§ About this task: Without omission or alteration, write out all of the data.

§ Available records:
+ + +

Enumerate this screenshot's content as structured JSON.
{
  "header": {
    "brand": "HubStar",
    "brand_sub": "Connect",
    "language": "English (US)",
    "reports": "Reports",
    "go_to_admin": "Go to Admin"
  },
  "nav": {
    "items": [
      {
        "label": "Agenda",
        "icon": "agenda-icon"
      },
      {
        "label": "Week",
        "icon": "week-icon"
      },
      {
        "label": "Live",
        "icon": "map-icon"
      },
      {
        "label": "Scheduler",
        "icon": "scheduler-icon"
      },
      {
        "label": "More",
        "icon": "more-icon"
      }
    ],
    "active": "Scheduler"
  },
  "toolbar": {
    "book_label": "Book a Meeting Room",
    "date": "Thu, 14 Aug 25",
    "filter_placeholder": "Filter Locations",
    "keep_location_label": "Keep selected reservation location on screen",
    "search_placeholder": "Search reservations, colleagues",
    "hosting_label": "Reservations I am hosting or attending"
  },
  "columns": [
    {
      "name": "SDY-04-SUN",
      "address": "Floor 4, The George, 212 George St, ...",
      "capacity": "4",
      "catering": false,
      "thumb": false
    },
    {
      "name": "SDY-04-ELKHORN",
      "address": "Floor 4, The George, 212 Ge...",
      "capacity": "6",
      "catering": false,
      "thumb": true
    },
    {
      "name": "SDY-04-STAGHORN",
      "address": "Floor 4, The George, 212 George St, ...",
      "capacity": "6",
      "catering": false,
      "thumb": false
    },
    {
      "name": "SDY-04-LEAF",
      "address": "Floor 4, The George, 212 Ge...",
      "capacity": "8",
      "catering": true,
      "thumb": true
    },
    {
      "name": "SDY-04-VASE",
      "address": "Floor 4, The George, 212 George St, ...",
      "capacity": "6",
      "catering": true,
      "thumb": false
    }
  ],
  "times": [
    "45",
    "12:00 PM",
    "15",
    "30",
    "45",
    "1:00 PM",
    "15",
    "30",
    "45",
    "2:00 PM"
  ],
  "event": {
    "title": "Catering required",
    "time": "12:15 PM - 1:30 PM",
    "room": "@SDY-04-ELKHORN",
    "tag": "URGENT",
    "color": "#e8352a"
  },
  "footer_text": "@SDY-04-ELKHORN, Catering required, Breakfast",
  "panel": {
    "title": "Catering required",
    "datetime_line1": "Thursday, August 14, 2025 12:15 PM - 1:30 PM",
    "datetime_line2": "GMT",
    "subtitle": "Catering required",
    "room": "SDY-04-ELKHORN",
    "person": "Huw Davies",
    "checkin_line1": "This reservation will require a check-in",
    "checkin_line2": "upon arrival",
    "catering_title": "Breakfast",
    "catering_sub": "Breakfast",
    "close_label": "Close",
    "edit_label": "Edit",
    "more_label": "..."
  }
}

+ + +

§ Solution below:
Enumerate this screenshot's content as structured JSON.
{
  "header": {
    "brand": "HubStar",
    "brand_sub": "Connect",
    "language": "English (US)",
    "reports": "Reports",
    "go_to_admin": "Go to Admin"
  },
  "nav": {
    "items": [
      {
        "label": "Agenda",
        "icon": "agenda-icon"
      },
      {
        "label": "Week",
        "icon": "week-icon"
      },
      {
        "label": "Live",
        "icon": "map-icon"
      },
      {
        "label": "Scheduler",
        "icon": "scheduler-icon"
      },
      {
        "label": "More",
        "icon": "more-icon"
      }
    ],
    "active": "Scheduler"
  },
  "toolbar": {
    "book_label": "Book a Meeting Room",
    "date": "Thu, 14 Aug 25",
    "filter_placeholder": "Filter Locations",
    "keep_location_label": "Keep selected reservation location on screen",
    "search_placeholder": "Search reservations, colleagues",
    "hosting_label": "Reservations I am hosting or attending"
  },
  "columns": [
    {
      "name": "SDY-04-SUN",
      "address": "Floor 4, The George, 212 George St, ...",
      "capacity": "4",
      "catering": false,
      "thumb": false
    },
    {
      "name": "SDY-04-ELKHORN",
      "address": "Floor 4, The George, 212 Ge...",
      "capacity": "6",
      "catering": false,
      "thumb": true
    },
    {
      "name": "SDY-04-STAGHORN",
      "address": "Floor 4, The George, 212 George St, ...",
      "capacity": "6",
      "catering": false,
      "thumb": false
    },
    {
      "name": "SDY-04-LEAF",
      "address": "Floor 4, The George, 212 Ge...",
      "capacity": "8",
      "catering": true,
      "thumb": true
    },
    {
      "name": "SDY-04-VASE",
      "address": "Floor 4, The George, 212 George St, ...",
      "capacity": "6",
      "catering": true,
      "thumb": false
    }
  ],
  "times": [
    "45",
    "12:00 PM",
    "15",
    "30",
    "45",
    "1:00 PM",
    "15",
    "30",
    "45",
    "2:00 PM"
  ],
  "event": {
    "title": "Catering required",
    "time": "12:15 PM - 1:30 PM",
    "room": "@SDY-04-ELKHORN",
    "tag": "URGENT",
    "color": "#e8352a"
  },
  "footer_text": "@SDY-04-ELKHORN, Catering required, Breakfast",
  "panel": {
    "title": "Catering required",
    "datetime_line1": "Thursday, August 14, 2025 12:15 PM - 1:30 PM",
    "datetime_line2": "GMT",
    "subtitle": "Catering required",
    "room": "SDY-04-ELKHORN",
    "person": "Huw Davies",
    "checkin_line1": "This reservation will require a check-in",
    "checkin_line2": "upon arrival",
    "catering_title": "Breakfast",
    "catering_sub": "Breakfast",
    "close_label": "Close",
    "edit_label": "Edit",
    "more_label": "..."
  }
}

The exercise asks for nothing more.